This argument is best understood through the framework of actor-network theory as developed by Bruno Latour. ANT is a huge box to unpack in a blog post, so for now let me simply say this: for Latour - and apparently Obama - the world is composed of actors. Progress towards a particular goal is made by convincing ("enrolling") other actors to be "allies" which, once linked to and by you, bend their collective will towards your goal. As Clay Spinuzzi writes, "An actor-network is composed of many entities or actants that enter into an alliance to satisfy their diverse aims. Each actant enrolls the others, that is, finds ways to convince the others to support its own aims."
Now, consider the following passages excerpted from Walter Jon Williams' Ylesia:
Some have commented that these passages suggest that the Jedi Meld is used for communication, not convincing. But through the lens of Latour we see that the convincing comes before and during the communication. A Jedi Meld cannot take place before/until other Jedi have been convinced to enter into it, and thereafter it serves as a continuing site of contestation and cooptation. As I wrote in the comments below, it is C'baoth's description of the Jedi Meld - "allows them to act as if they were a single person" - which implies, indeed necessitates influence: an assembled actor-network only holds together if all have been convinced to act as one. The linkages are made through not only the mind-meld but the other ontological actors which keep the linkages active from moment to moment.

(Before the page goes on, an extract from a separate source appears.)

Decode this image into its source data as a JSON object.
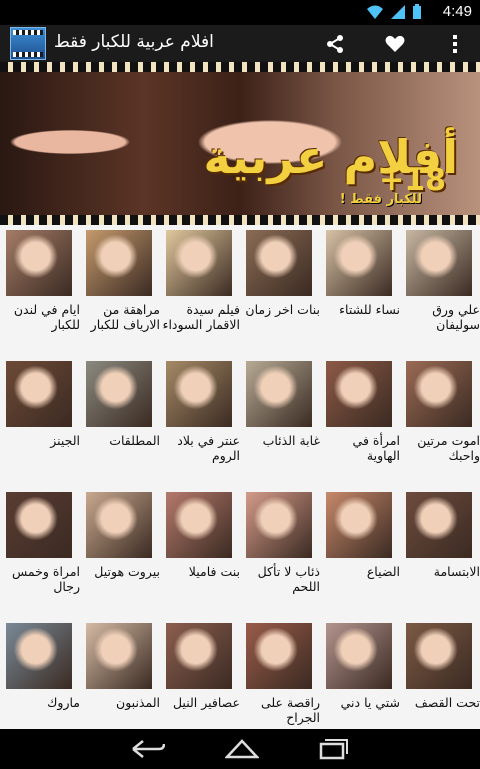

When Obama writes that he "can't do a Jedi mind meld with these folks and convince them to do what’s right," then, what we should understand him to be saying is that he cannot simply enroll these actively hostile allies at a distance and convince them to move towards his goal any more easily than a scientist can straightforwardly enroll gravity to make him fly. Like obstinately hot coals beneath the feet of a soothsayer, the Republicans are, viz Obama, black boxes which remain unopenable and unenrollable. The Jedi Meld method fails, and with it the network of possibility, not only for lack of midi-chlorians, but for a lack of available allies.
Far from being a mistake, mixed metaphor, or slip-of-the-tongue, Obama's extemporaneous invocation of "Jedi Meld" was precisely on point, simultaneously displaying his nuanced and considerable command of the finer details of both actor-network theory and the Star Wars: Expanded Universe. Instead of mocking him from the comfort of our replica X-wing armchairs, as nerds and citizens we should be honored and awed by a commander-in-chief who offhandedly deploys such concepts in the public discourse.
Edit 3/2/2013, 10AM ET: At the request of some in the comments I have tried (perhaps successfully) to further articulate the Latour connection and its significance. My apologies if it was (and/or remains) obscure: I've been distracted writing my thesis. In any case, if you're interested in learning more about actor-network theory, you should read Latour and his interlocuters. If you are looking for a good place to start, I would personally recommend beginning with (at least) the first two chapters of Graham Harman's Prince of Networks before moving on to Latour's Reassembling the Social. Careful, though: once you see ANT, you can't unsee it.